━━━━━ AVAILABLE RECORDS

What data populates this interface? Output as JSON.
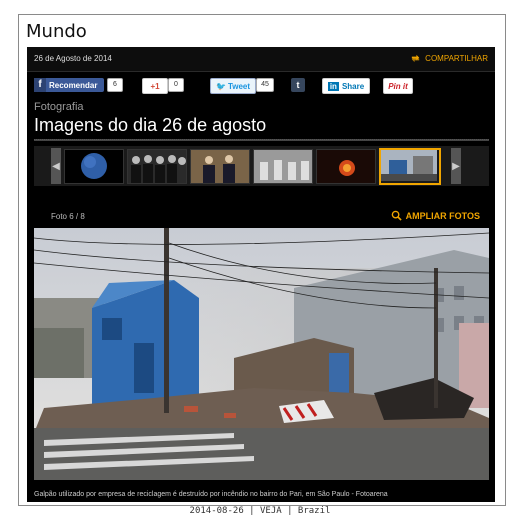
{
  "page": {
    "section_title": "Mundo"
  },
  "article": {
    "date": "26 de Agosto de 2014",
    "share_label": "COMPARTILHAR",
    "category": "Fotografia",
    "title": "Imagens do dia 26 de agosto",
    "photo_counter": "Foto 6 / 8",
    "zoom_label": "AMPLIAR FOTOS",
    "caption": "Galpão utilizado por empresa de reciclagem é  destruído por incêndio no bairro do Pari, em São Paulo - Fotoarena"
  },
  "social": {
    "facebook_label": "Recomendar",
    "facebook_count": "6",
    "gplus_label": "+1",
    "gplus_count": "0",
    "twitter_label": "Tweet",
    "twitter_count": "45",
    "tumblr_label": "t",
    "linkedin_label": "Share",
    "linkedin_badge": "in",
    "pinterest_label": "Pin it"
  },
  "thumbnails": [
    {
      "name": "thumb-planet",
      "color": "#1e3a6e"
    },
    {
      "name": "thumb-crowd",
      "color": "#5a5a5a"
    },
    {
      "name": "thumb-officials",
      "color": "#6a5a44"
    },
    {
      "name": "thumb-workers",
      "color": "#8a8a8a"
    },
    {
      "name": "thumb-fire",
      "color": "#3a1a10"
    },
    {
      "name": "thumb-building",
      "color": "#4a6a8a",
      "selected": true
    }
  ],
  "footer": "2014-08-26 | VEJA | Brazil"
}
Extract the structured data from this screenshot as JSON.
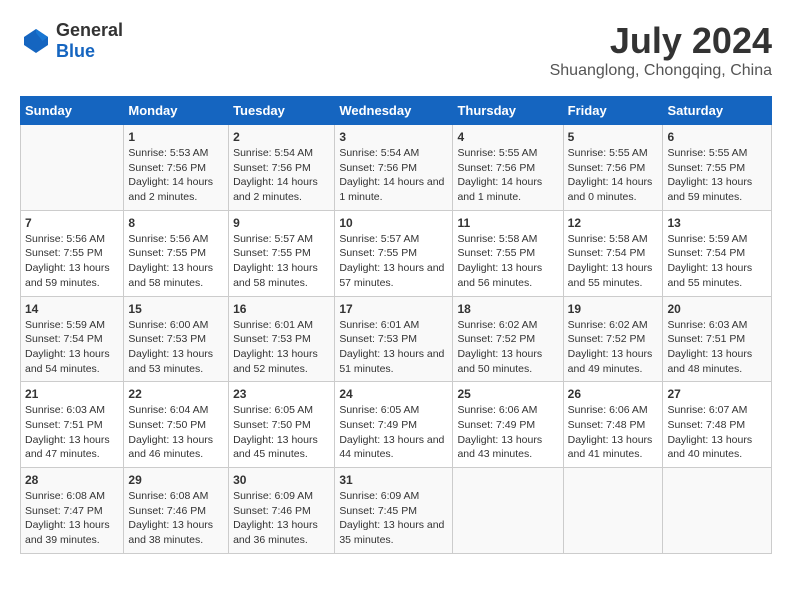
{
  "header": {
    "logo_general": "General",
    "logo_blue": "Blue",
    "title": "July 2024",
    "subtitle": "Shuanglong, Chongqing, China"
  },
  "calendar": {
    "days_of_week": [
      "Sunday",
      "Monday",
      "Tuesday",
      "Wednesday",
      "Thursday",
      "Friday",
      "Saturday"
    ],
    "weeks": [
      [
        {
          "day": "",
          "sunrise": "",
          "sunset": "",
          "daylight": ""
        },
        {
          "day": "1",
          "sunrise": "Sunrise: 5:53 AM",
          "sunset": "Sunset: 7:56 PM",
          "daylight": "Daylight: 14 hours and 2 minutes."
        },
        {
          "day": "2",
          "sunrise": "Sunrise: 5:54 AM",
          "sunset": "Sunset: 7:56 PM",
          "daylight": "Daylight: 14 hours and 2 minutes."
        },
        {
          "day": "3",
          "sunrise": "Sunrise: 5:54 AM",
          "sunset": "Sunset: 7:56 PM",
          "daylight": "Daylight: 14 hours and 1 minute."
        },
        {
          "day": "4",
          "sunrise": "Sunrise: 5:55 AM",
          "sunset": "Sunset: 7:56 PM",
          "daylight": "Daylight: 14 hours and 1 minute."
        },
        {
          "day": "5",
          "sunrise": "Sunrise: 5:55 AM",
          "sunset": "Sunset: 7:56 PM",
          "daylight": "Daylight: 14 hours and 0 minutes."
        },
        {
          "day": "6",
          "sunrise": "Sunrise: 5:55 AM",
          "sunset": "Sunset: 7:55 PM",
          "daylight": "Daylight: 13 hours and 59 minutes."
        }
      ],
      [
        {
          "day": "7",
          "sunrise": "Sunrise: 5:56 AM",
          "sunset": "Sunset: 7:55 PM",
          "daylight": "Daylight: 13 hours and 59 minutes."
        },
        {
          "day": "8",
          "sunrise": "Sunrise: 5:56 AM",
          "sunset": "Sunset: 7:55 PM",
          "daylight": "Daylight: 13 hours and 58 minutes."
        },
        {
          "day": "9",
          "sunrise": "Sunrise: 5:57 AM",
          "sunset": "Sunset: 7:55 PM",
          "daylight": "Daylight: 13 hours and 58 minutes."
        },
        {
          "day": "10",
          "sunrise": "Sunrise: 5:57 AM",
          "sunset": "Sunset: 7:55 PM",
          "daylight": "Daylight: 13 hours and 57 minutes."
        },
        {
          "day": "11",
          "sunrise": "Sunrise: 5:58 AM",
          "sunset": "Sunset: 7:55 PM",
          "daylight": "Daylight: 13 hours and 56 minutes."
        },
        {
          "day": "12",
          "sunrise": "Sunrise: 5:58 AM",
          "sunset": "Sunset: 7:54 PM",
          "daylight": "Daylight: 13 hours and 55 minutes."
        },
        {
          "day": "13",
          "sunrise": "Sunrise: 5:59 AM",
          "sunset": "Sunset: 7:54 PM",
          "daylight": "Daylight: 13 hours and 55 minutes."
        }
      ],
      [
        {
          "day": "14",
          "sunrise": "Sunrise: 5:59 AM",
          "sunset": "Sunset: 7:54 PM",
          "daylight": "Daylight: 13 hours and 54 minutes."
        },
        {
          "day": "15",
          "sunrise": "Sunrise: 6:00 AM",
          "sunset": "Sunset: 7:53 PM",
          "daylight": "Daylight: 13 hours and 53 minutes."
        },
        {
          "day": "16",
          "sunrise": "Sunrise: 6:01 AM",
          "sunset": "Sunset: 7:53 PM",
          "daylight": "Daylight: 13 hours and 52 minutes."
        },
        {
          "day": "17",
          "sunrise": "Sunrise: 6:01 AM",
          "sunset": "Sunset: 7:53 PM",
          "daylight": "Daylight: 13 hours and 51 minutes."
        },
        {
          "day": "18",
          "sunrise": "Sunrise: 6:02 AM",
          "sunset": "Sunset: 7:52 PM",
          "daylight": "Daylight: 13 hours and 50 minutes."
        },
        {
          "day": "19",
          "sunrise": "Sunrise: 6:02 AM",
          "sunset": "Sunset: 7:52 PM",
          "daylight": "Daylight: 13 hours and 49 minutes."
        },
        {
          "day": "20",
          "sunrise": "Sunrise: 6:03 AM",
          "sunset": "Sunset: 7:51 PM",
          "daylight": "Daylight: 13 hours and 48 minutes."
        }
      ],
      [
        {
          "day": "21",
          "sunrise": "Sunrise: 6:03 AM",
          "sunset": "Sunset: 7:51 PM",
          "daylight": "Daylight: 13 hours and 47 minutes."
        },
        {
          "day": "22",
          "sunrise": "Sunrise: 6:04 AM",
          "sunset": "Sunset: 7:50 PM",
          "daylight": "Daylight: 13 hours and 46 minutes."
        },
        {
          "day": "23",
          "sunrise": "Sunrise: 6:05 AM",
          "sunset": "Sunset: 7:50 PM",
          "daylight": "Daylight: 13 hours and 45 minutes."
        },
        {
          "day": "24",
          "sunrise": "Sunrise: 6:05 AM",
          "sunset": "Sunset: 7:49 PM",
          "daylight": "Daylight: 13 hours and 44 minutes."
        },
        {
          "day": "25",
          "sunrise": "Sunrise: 6:06 AM",
          "sunset": "Sunset: 7:49 PM",
          "daylight": "Daylight: 13 hours and 43 minutes."
        },
        {
          "day": "26",
          "sunrise": "Sunrise: 6:06 AM",
          "sunset": "Sunset: 7:48 PM",
          "daylight": "Daylight: 13 hours and 41 minutes."
        },
        {
          "day": "27",
          "sunrise": "Sunrise: 6:07 AM",
          "sunset": "Sunset: 7:48 PM",
          "daylight": "Daylight: 13 hours and 40 minutes."
        }
      ],
      [
        {
          "day": "28",
          "sunrise": "Sunrise: 6:08 AM",
          "sunset": "Sunset: 7:47 PM",
          "daylight": "Daylight: 13 hours and 39 minutes."
        },
        {
          "day": "29",
          "sunrise": "Sunrise: 6:08 AM",
          "sunset": "Sunset: 7:46 PM",
          "daylight": "Daylight: 13 hours and 38 minutes."
        },
        {
          "day": "30",
          "sunrise": "Sunrise: 6:09 AM",
          "sunset": "Sunset: 7:46 PM",
          "daylight": "Daylight: 13 hours and 36 minutes."
        },
        {
          "day": "31",
          "sunrise": "Sunrise: 6:09 AM",
          "sunset": "Sunset: 7:45 PM",
          "daylight": "Daylight: 13 hours and 35 minutes."
        },
        {
          "day": "",
          "sunrise": "",
          "sunset": "",
          "daylight": ""
        },
        {
          "day": "",
          "sunrise": "",
          "sunset": "",
          "daylight": ""
        },
        {
          "day": "",
          "sunrise": "",
          "sunset": "",
          "daylight": ""
        }
      ]
    ]
  }
}
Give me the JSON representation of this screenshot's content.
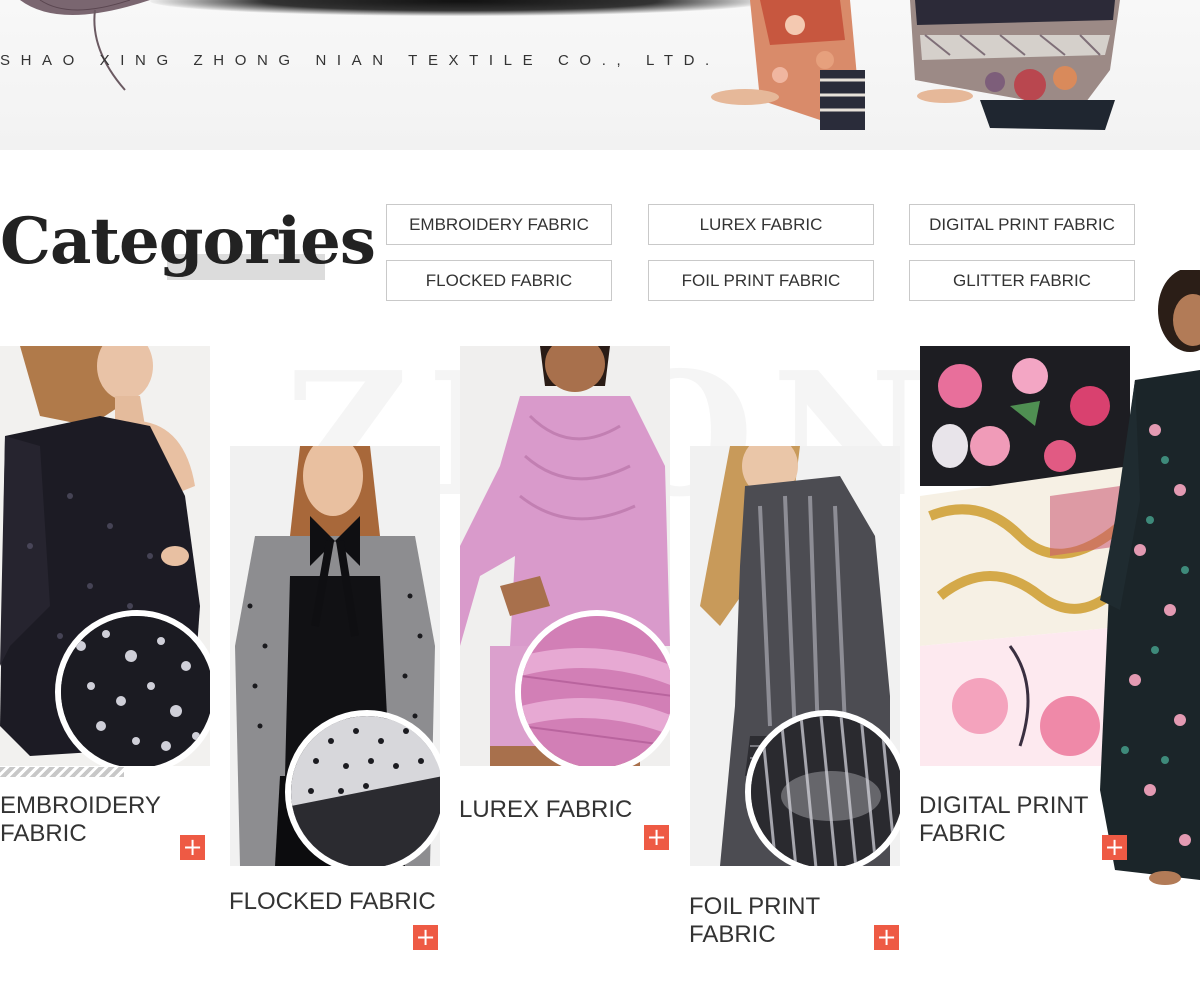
{
  "header": {
    "company_name": "SHAO XING ZHONG NIAN TEXTILE CO., LTD."
  },
  "categories": {
    "title": "Categories",
    "buttons": [
      "EMBROIDERY FABRIC",
      "LUREX FABRIC",
      "DIGITAL PRINT FABRIC",
      "FLOCKED FABRIC",
      "FOIL PRINT FABRIC",
      "GLITTER FABRIC"
    ]
  },
  "watermark": "ZHONG",
  "products": [
    {
      "label": "EMBROIDERY\nFABRIC",
      "add": "+"
    },
    {
      "label": "FLOCKED FABRIC",
      "add": "+"
    },
    {
      "label": "LUREX FABRIC",
      "add": "+"
    },
    {
      "label": "FOIL PRINT\nFABRIC",
      "add": "+"
    },
    {
      "label": "DIGITAL PRINT\nFABRIC",
      "add": "+"
    }
  ],
  "colors": {
    "accent": "#ee5a44",
    "heading": "#222222",
    "divider": "#c9c9c9"
  }
}
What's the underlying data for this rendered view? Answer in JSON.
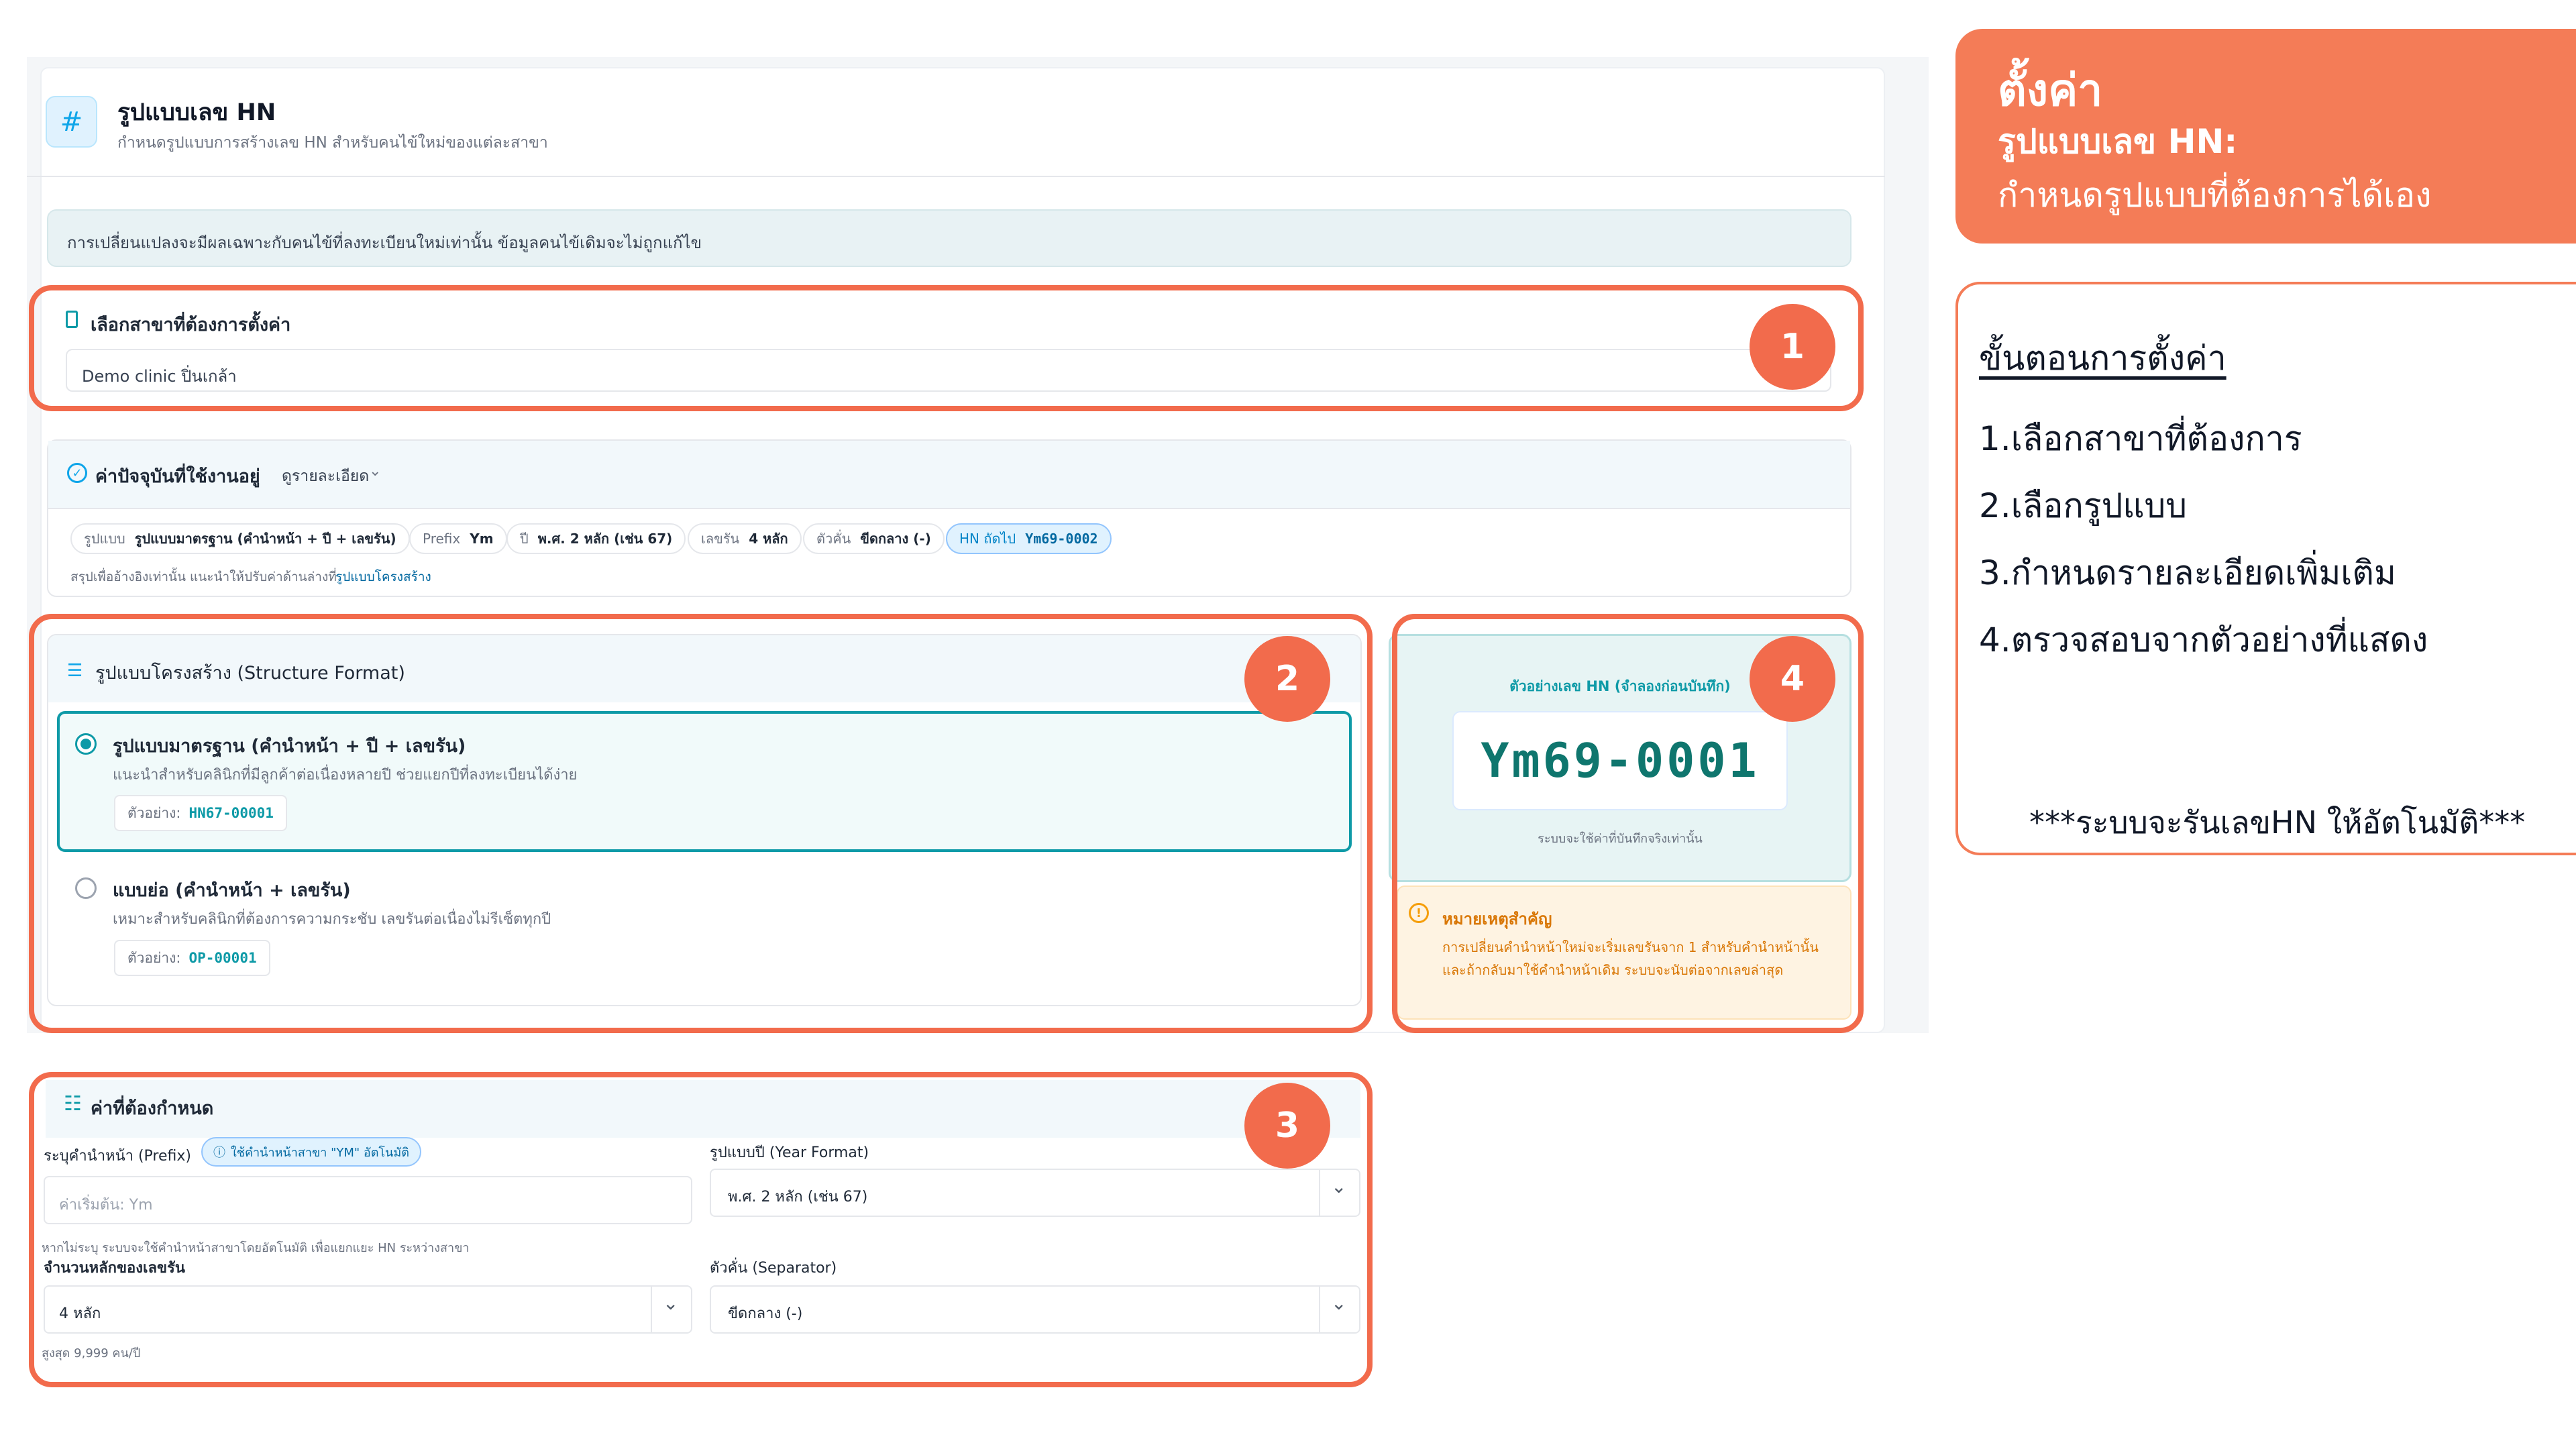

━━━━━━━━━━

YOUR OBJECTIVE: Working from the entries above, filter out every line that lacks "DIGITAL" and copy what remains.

ANSWER TO THE EXERCISE:
      "DIGITAL PRINT FABRIC",
      "label": "DIGITAL PRINT\nFABRIC",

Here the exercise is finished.